Evidence showed Bartee admired Cook's red motorcycle, killed him and stole it. Bartee blamed the killing on two men he identified only as "Snake" and "Throw Down." Prosecutors said there were no such men.
Four Gang Members Convicted In West Texas Drug Case
A federal jury in West Texas has convicted four gang members in a drug and racketeering investigation going back to 2006.
Prosecutors say 32-year-old Santos Almanza, 31-year-old Miguel Nieto, 40-year-old Carlos Hernandez and 36-year-old Ramon Morales were convicted Wednesday night of conspiring to possess with intent to distribute cocaine and marijuana.
Jurors in Midland also convicted Almanza, Nieto and Hernandez of racketeering-related counts.
Investigators say the Barrio Azteca gang has been blamed for drug trafficking, extortion and kidnapping in Mexico and in the U.S., including the Texas prison system.
Texas Rangers Investigate Leon County Inmate Death
An inmate in a Central Texas jail has been found hanged as he awaited transfer to prison on a domestic violence conviction.
Texas Rangers will help investigate the Leon County Jail death of 37-year-old John French of Normangee (NAR'-man-jee). An autopsy has been ordered.
Jailers early Wednesday discovered a bed sheet had been used in the hanging and that French was alone in the cell.
French earlier this month was sentenced to 18 years in prison for continuous family violence. Records show he was arrested last May over an alleged assault on his wife.
More Than Ton Of Marijuana In Texas Load Of Limes
U.S. Customs and Border Protection say a load of limes in South Texas has yielded more than a ton of marijuana worth about $2.4 million.
Officers at the Progreso International Bridge on Tuesday discovered during a second inspection of an 18-wheeler that nearly 350 packages had been slipped into the shipment.
Investigators say an unrelated bust a day earlier, in a commercial shipment of cucumbers, led to confiscation of more than 1,900 pounds of marijuana.

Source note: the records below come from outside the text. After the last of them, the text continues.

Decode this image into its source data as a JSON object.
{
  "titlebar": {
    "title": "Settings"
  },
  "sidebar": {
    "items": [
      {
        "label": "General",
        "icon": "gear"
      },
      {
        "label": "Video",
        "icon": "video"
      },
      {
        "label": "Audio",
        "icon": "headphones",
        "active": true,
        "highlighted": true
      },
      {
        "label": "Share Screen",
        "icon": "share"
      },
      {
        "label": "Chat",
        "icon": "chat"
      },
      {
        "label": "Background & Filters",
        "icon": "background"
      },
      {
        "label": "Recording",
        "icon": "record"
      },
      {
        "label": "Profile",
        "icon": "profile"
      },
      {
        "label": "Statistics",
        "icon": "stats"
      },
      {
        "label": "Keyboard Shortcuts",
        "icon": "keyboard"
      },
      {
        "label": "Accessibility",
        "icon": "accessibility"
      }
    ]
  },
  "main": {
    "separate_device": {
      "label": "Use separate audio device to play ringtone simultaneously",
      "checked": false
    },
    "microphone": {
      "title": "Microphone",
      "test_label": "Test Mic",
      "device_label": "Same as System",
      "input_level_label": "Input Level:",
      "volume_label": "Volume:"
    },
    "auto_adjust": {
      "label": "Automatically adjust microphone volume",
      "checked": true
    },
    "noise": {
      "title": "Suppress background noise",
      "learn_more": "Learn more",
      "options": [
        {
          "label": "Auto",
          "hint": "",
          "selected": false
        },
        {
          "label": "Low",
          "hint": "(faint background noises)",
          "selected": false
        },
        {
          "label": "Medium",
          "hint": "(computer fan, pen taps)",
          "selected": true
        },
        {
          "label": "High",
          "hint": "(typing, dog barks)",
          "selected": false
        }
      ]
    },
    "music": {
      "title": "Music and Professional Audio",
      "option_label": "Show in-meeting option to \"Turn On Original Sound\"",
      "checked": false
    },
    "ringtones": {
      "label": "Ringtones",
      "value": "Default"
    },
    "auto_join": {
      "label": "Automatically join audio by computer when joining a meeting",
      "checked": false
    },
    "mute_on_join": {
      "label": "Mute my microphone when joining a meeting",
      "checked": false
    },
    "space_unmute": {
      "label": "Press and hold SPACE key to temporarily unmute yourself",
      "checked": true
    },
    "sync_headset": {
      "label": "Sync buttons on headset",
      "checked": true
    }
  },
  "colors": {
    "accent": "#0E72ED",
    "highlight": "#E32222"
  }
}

The street value of the packaged marijuana has been estimated at $1.9 million.
Both tractor-trailer rigs have been seized.